Development Arrested

In 2006, “Arrested Development” was arrested and executed for good. Such is the fate of a show who commits the biggest crime in TV: dirt poor ratings. It can be said that “Arrested Development” has been lucky, for it has been notoriously guilty for its entire series run. Maybe there could’ve been hope if it became a rating-abiding show and whore’d it up to the masses. Well, maybe it would have if FOX actually exposed it more on the boob tube. I just find it weird that in the same year FOX arrests “Arrested Development,” “Prison Break” breaks out. Advice #1: name your show wisely. “Vanished,” I fear for you. I’d cancel myself if I were you.

But “Arrested Development” isn’t really dead. It’s alive in our hearts, in our memories, and in round thingies called DVDs or boxy thingies called DVD Box Sets. The point is the show is now a shape-shifting ghost, haunting us to laugh to death. So this brings us to Advice #2: be every afraid. I write to you as a victim who has been seduced by the show. Oh, I remember how “Arrested Development” and I met. I remember the night as clear as day. Oh wait, I remember the day as dark as night. The show is very tricky, you see. It doesn’t hook you in one episode. It dangerously plays coy. Then, after two or three episodes later, you become used to its laugh-a-minute humor and become addicted. Sniff, oh yes, I got high. I was floored when I hit the ceiling. I even went places where angels dare not tread. (Yes, you see wimpy angels when you’re high).

You’re probably saying “Being high? That’s your problem?” And I’d reply with a legit comeback: “Well, your breath stinks!” Advice #3: Do your part in reducing air pollution. Bad breath is not cool, even if it stops people from nose-picking. Anyway, I’m not complaining about being high. It’s the going down that sucks like a vacuum. Never attach yourself to a smart show with its clever gags and hilarious concepts. And don’t get me even started of the pitch-perfect cast.
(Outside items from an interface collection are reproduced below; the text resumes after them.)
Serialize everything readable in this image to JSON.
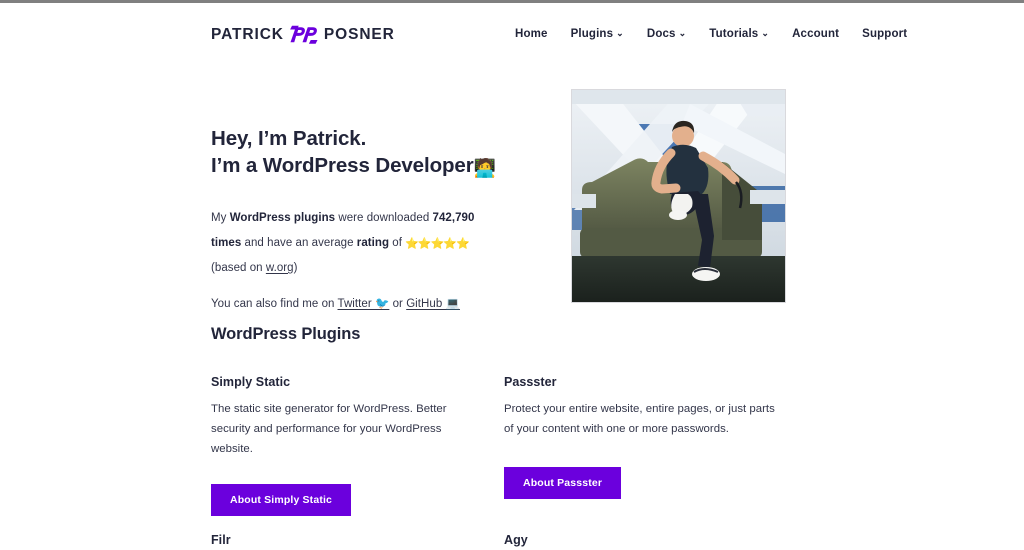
{
  "header": {
    "logo": {
      "word_left": "PATRICK",
      "word_right": "POSNER",
      "mark_name": "pp-monogram-logo",
      "mark_color": "#6b00dd"
    },
    "nav": [
      {
        "label": "Home",
        "has_caret": false,
        "caret": ""
      },
      {
        "label": "Plugins",
        "has_caret": true,
        "caret": "⌄"
      },
      {
        "label": "Docs",
        "has_caret": true,
        "caret": "⌄"
      },
      {
        "label": "Tutorials",
        "has_caret": true,
        "caret": "⌄"
      },
      {
        "label": "Account",
        "has_caret": false,
        "caret": ""
      },
      {
        "label": "Support",
        "has_caret": false,
        "caret": ""
      }
    ]
  },
  "hero": {
    "title_line1": "Hey, I’m Patrick.",
    "title_line2": "I’m a WordPress Developer",
    "title_emoji": "🧑‍💻",
    "para1": {
      "t1": "My ",
      "b1": "WordPress plugins",
      "t2": " were downloaded ",
      "b2": "742,790 times",
      "t3": " and have an average ",
      "b3": "rating",
      "t4": " of ",
      "stars": "⭐⭐⭐⭐⭐",
      "t5": " (based on ",
      "link": "w.org",
      "t6": ")"
    },
    "para2": {
      "t1": "You can also find me on ",
      "link1": "Twitter 🐦",
      "t2": " or ",
      "link2": "GitHub 💻"
    },
    "photo_alt": "Patrick sitting on an olive-green couch in a modern building with white beams"
  },
  "plugins_section": {
    "title": "WordPress Plugins",
    "row1": [
      {
        "name": "Simply Static",
        "description": "The static site generator for WordPress. Better security and performance for your WordPress website.",
        "button_label": "About Simply Static"
      },
      {
        "name": "Passster",
        "description": "Protect your entire website, entire pages, or just parts of your content with one or more passwords.",
        "button_label": "About Passster"
      }
    ],
    "row2": [
      {
        "name": "Filr"
      },
      {
        "name": "Agy"
      }
    ]
  },
  "colors": {
    "accent_purple": "#6b00dd",
    "text_dark": "#22253a",
    "text_body": "#33364a",
    "background": "#ffffff",
    "chrome_edge": "#808080"
  }
}
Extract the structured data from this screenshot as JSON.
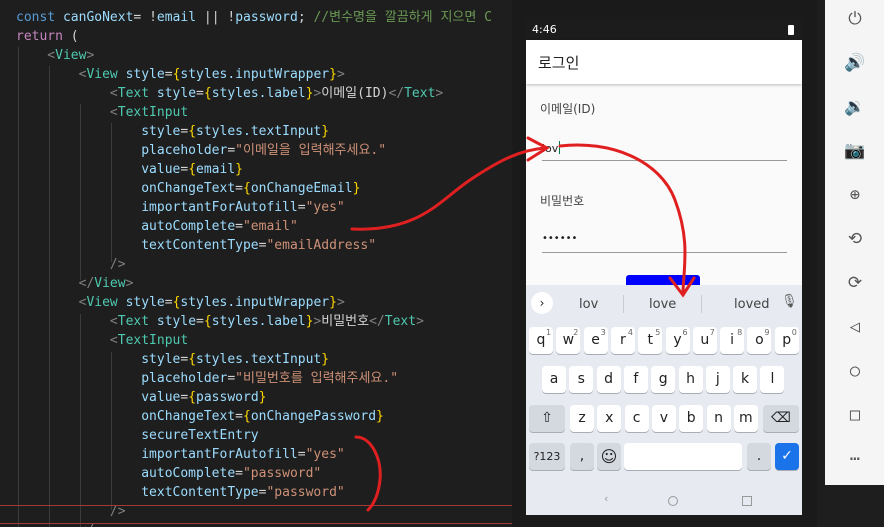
{
  "code": {
    "lines": [
      [
        [
          "kw",
          "const "
        ],
        [
          "var",
          "canGoNext"
        ],
        [
          "",
          "= "
        ],
        [
          "",
          "!"
        ],
        [
          "var",
          "email"
        ],
        [
          "",
          " || "
        ],
        [
          "",
          "!"
        ],
        [
          "var",
          "password"
        ],
        [
          "",
          "; "
        ],
        [
          "cmt",
          "//변수명을 깔끔하게 지으면 C"
        ]
      ],
      [
        [
          "ctl",
          "return"
        ],
        [
          "",
          " ("
        ]
      ],
      [
        [
          "br",
          "    <"
        ],
        [
          "tag",
          "View"
        ],
        [
          "br",
          ">"
        ]
      ],
      [
        [
          "br",
          "        <"
        ],
        [
          "tag",
          "View"
        ],
        [
          "attr",
          " style"
        ],
        [
          "",
          "="
        ],
        [
          "pun",
          "{"
        ],
        [
          "var",
          "styles.inputWrapper"
        ],
        [
          "pun",
          "}"
        ],
        [
          "br",
          ">"
        ]
      ],
      [
        [
          "br",
          "            <"
        ],
        [
          "tag",
          "Text"
        ],
        [
          "attr",
          " style"
        ],
        [
          "",
          "="
        ],
        [
          "pun",
          "{"
        ],
        [
          "var",
          "styles.label"
        ],
        [
          "pun",
          "}"
        ],
        [
          "br",
          ">"
        ],
        [
          "",
          "이메일(ID)"
        ],
        [
          "br",
          "</"
        ],
        [
          "tag",
          "Text"
        ],
        [
          "br",
          ">"
        ]
      ],
      [
        [
          "br",
          "            <"
        ],
        [
          "tag",
          "TextInput"
        ]
      ],
      [
        [
          "attr",
          "                style"
        ],
        [
          "",
          "="
        ],
        [
          "pun",
          "{"
        ],
        [
          "var",
          "styles.textInput"
        ],
        [
          "pun",
          "}"
        ]
      ],
      [
        [
          "attr",
          "                placeholder"
        ],
        [
          "",
          "="
        ],
        [
          "str",
          "\"이메일을 입력해주세요.\""
        ]
      ],
      [
        [
          "attr",
          "                value"
        ],
        [
          "",
          "="
        ],
        [
          "pun",
          "{"
        ],
        [
          "var",
          "email"
        ],
        [
          "pun",
          "}"
        ]
      ],
      [
        [
          "attr",
          "                onChangeText"
        ],
        [
          "",
          "="
        ],
        [
          "pun",
          "{"
        ],
        [
          "var",
          "onChangeEmail"
        ],
        [
          "pun",
          "}"
        ]
      ],
      [
        [
          "attr",
          "                importantForAutofill"
        ],
        [
          "",
          "="
        ],
        [
          "str",
          "\"yes\""
        ]
      ],
      [
        [
          "attr",
          "                autoComplete"
        ],
        [
          "",
          "="
        ],
        [
          "str",
          "\"email\""
        ]
      ],
      [
        [
          "attr",
          "                textContentType"
        ],
        [
          "",
          "="
        ],
        [
          "str",
          "\"emailAddress\""
        ]
      ],
      [
        [
          "br",
          "            />"
        ]
      ],
      [
        [
          "br",
          "        </"
        ],
        [
          "tag",
          "View"
        ],
        [
          "br",
          ">"
        ]
      ],
      [
        [
          "br",
          "        <"
        ],
        [
          "tag",
          "View"
        ],
        [
          "attr",
          " style"
        ],
        [
          "",
          "="
        ],
        [
          "pun",
          "{"
        ],
        [
          "var",
          "styles.inputWrapper"
        ],
        [
          "pun",
          "}"
        ],
        [
          "br",
          ">"
        ]
      ],
      [
        [
          "br",
          "            <"
        ],
        [
          "tag",
          "Text"
        ],
        [
          "attr",
          " style"
        ],
        [
          "",
          "="
        ],
        [
          "pun",
          "{"
        ],
        [
          "var",
          "styles.label"
        ],
        [
          "pun",
          "}"
        ],
        [
          "br",
          ">"
        ],
        [
          "",
          "비밀번호"
        ],
        [
          "br",
          "</"
        ],
        [
          "tag",
          "Text"
        ],
        [
          "br",
          ">"
        ]
      ],
      [
        [
          "br",
          "            <"
        ],
        [
          "tag",
          "TextInput"
        ]
      ],
      [
        [
          "attr",
          "                style"
        ],
        [
          "",
          "="
        ],
        [
          "pun",
          "{"
        ],
        [
          "var",
          "styles.textInput"
        ],
        [
          "pun",
          "}"
        ]
      ],
      [
        [
          "attr",
          "                placeholder"
        ],
        [
          "",
          "="
        ],
        [
          "str",
          "\"비밀번호를 입력해주세요.\""
        ]
      ],
      [
        [
          "attr",
          "                value"
        ],
        [
          "",
          "="
        ],
        [
          "pun",
          "{"
        ],
        [
          "var",
          "password"
        ],
        [
          "pun",
          "}"
        ]
      ],
      [
        [
          "attr",
          "                onChangeText"
        ],
        [
          "",
          "="
        ],
        [
          "pun",
          "{"
        ],
        [
          "var",
          "onChangePassword"
        ],
        [
          "pun",
          "}"
        ]
      ],
      [
        [
          "attr",
          "                secureTextEntry"
        ]
      ],
      [
        [
          "attr",
          "                importantForAutofill"
        ],
        [
          "",
          "="
        ],
        [
          "str",
          "\"yes\""
        ]
      ],
      [
        [
          "attr",
          "                autoComplete"
        ],
        [
          "",
          "="
        ],
        [
          "str",
          "\"password\""
        ]
      ],
      [
        [
          "attr",
          "                textContentType"
        ],
        [
          "",
          "="
        ],
        [
          "str",
          "\"password\""
        ]
      ],
      [
        [
          "br",
          "            />"
        ]
      ],
      [
        [
          "br",
          "        </"
        ]
      ]
    ]
  },
  "phone": {
    "status_time": "4:46",
    "appbar_title": "로그인",
    "email_label": "이메일(ID)",
    "email_value": "lov",
    "password_label": "비밀번호",
    "password_value": "••••••",
    "suggestions": [
      "lov",
      "love",
      "loved"
    ],
    "key_rows": [
      [
        "q",
        "w",
        "e",
        "r",
        "t",
        "y",
        "u",
        "i",
        "o",
        "p"
      ],
      [
        "a",
        "s",
        "d",
        "f",
        "g",
        "h",
        "j",
        "k",
        "l"
      ],
      [
        "z",
        "x",
        "c",
        "v",
        "b",
        "n",
        "m"
      ]
    ],
    "key_numbers": [
      "1",
      "2",
      "3",
      "4",
      "5",
      "6",
      "7",
      "8",
      "9",
      "0"
    ],
    "sym_key": "?123",
    "comma_key": ",",
    "period_key": ".",
    "shift_icon": "shift-icon",
    "backspace_icon": "backspace-icon",
    "enter_icon": "checkmark-icon"
  },
  "toolbar": {
    "icons": [
      "power-icon",
      "volume-up-icon",
      "volume-down-icon",
      "camera-icon",
      "zoom-icon",
      "rotate-left-icon",
      "rotate-right-icon",
      "back-icon",
      "home-icon",
      "overview-icon",
      "more-icon"
    ]
  },
  "colors": {
    "annotation": "#e02020",
    "submit_button": "#0000ff",
    "enter_key": "#1a73e8"
  }
}
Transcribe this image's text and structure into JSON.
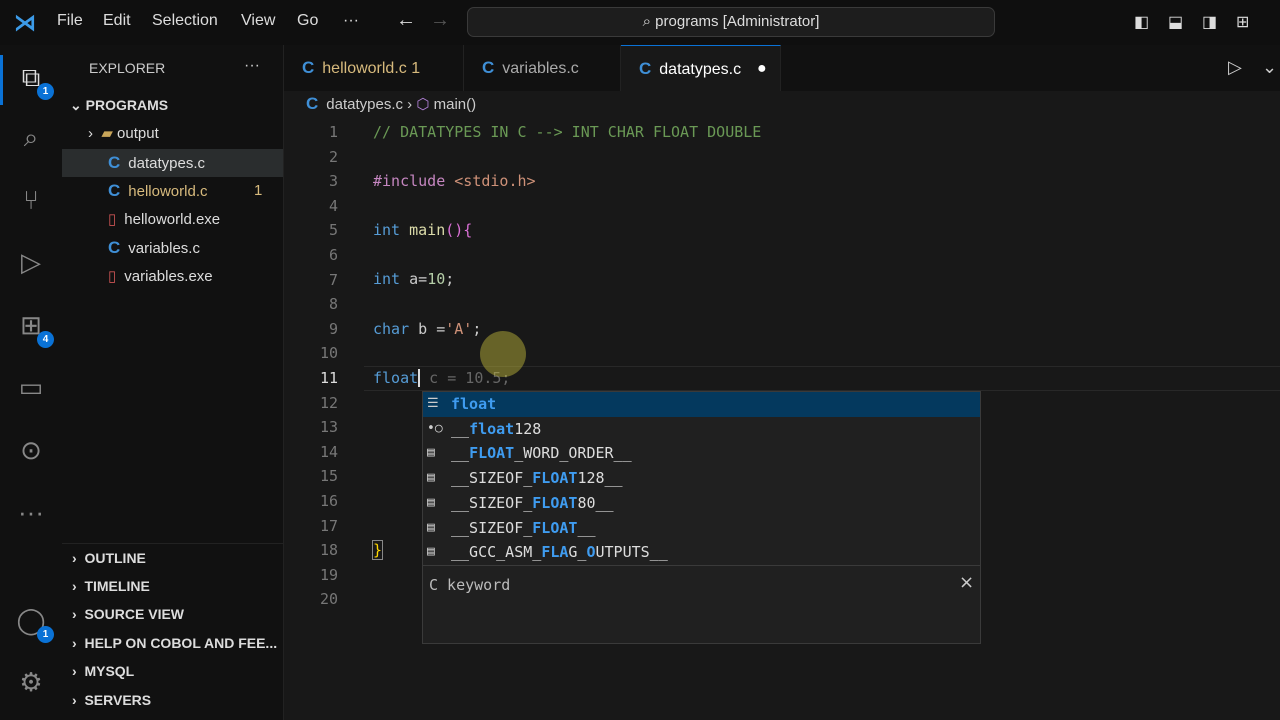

If it’s too good to be true, it probably is. Dumb shows rule; they make a whole lot of people feel smarter. Meanwhile, “Arrested Development” is responsible for bringing down the nation’s average SAT scores and most of the test takers didn’t even see the show. So in terms of looking for a TV soul mate, I present Advice #4: make a date with the old ones, especially the brave ones that have jumped a shark. They might not know hold up their limp “storylines,” but they’re filthy rich with ratings. Also, you can’t go wrong with the cool crowd. According to the majority, you can always find yourself in what’s popular.

Now, what will ever happen to a hopeless case like me? Without “Arrested Development,” where do I turn for laughs? Sure, I could face the mirror, but that’d be too sad to laugh at. I need an analyst. I need a therapist. I need an analrapist’s input… bad. For now, there’s only one thing I can do. That is to make a big production number on this entry. Do some major tap dancing infused with the panache of reverse psychology. I’ve done this entire act to hopefully hook you or get you interested to the best show I’ve seen last season. I want you to be high with me. Are you down with that?

At this point, you scoff and probably tell me: “Yeah whatever, man. You’re lame. I’m not even reading up to this part. I’m not even saying what I’m supposed to be saying. I’m –“

You stop. You thought I abruptly popped in a forget-me-now pill in your mouth. But you realize it’s a cool and minty tic-tac. I then grab you close and pull you towards me.

“Shut up.” I command in a calm voice. “Stop your ba-blah-blah. Buy, rent, or borrow them round thingies and watch the show. You’ll thank me when you get to comedy heaven. Don’t be safe, get arrested. Make the biggest little mistake of your life. And that, my friend, is the final and biggest advice I can give you today.”

Grade: A+

Jason Bateman, Portia de Rossi, Will Arnett, Michael Cera, Alia Shawkat, Tony hale, David Cross, Jeffrey Tambor, and Jessica WalterCreated by
Mitchell Hurwitz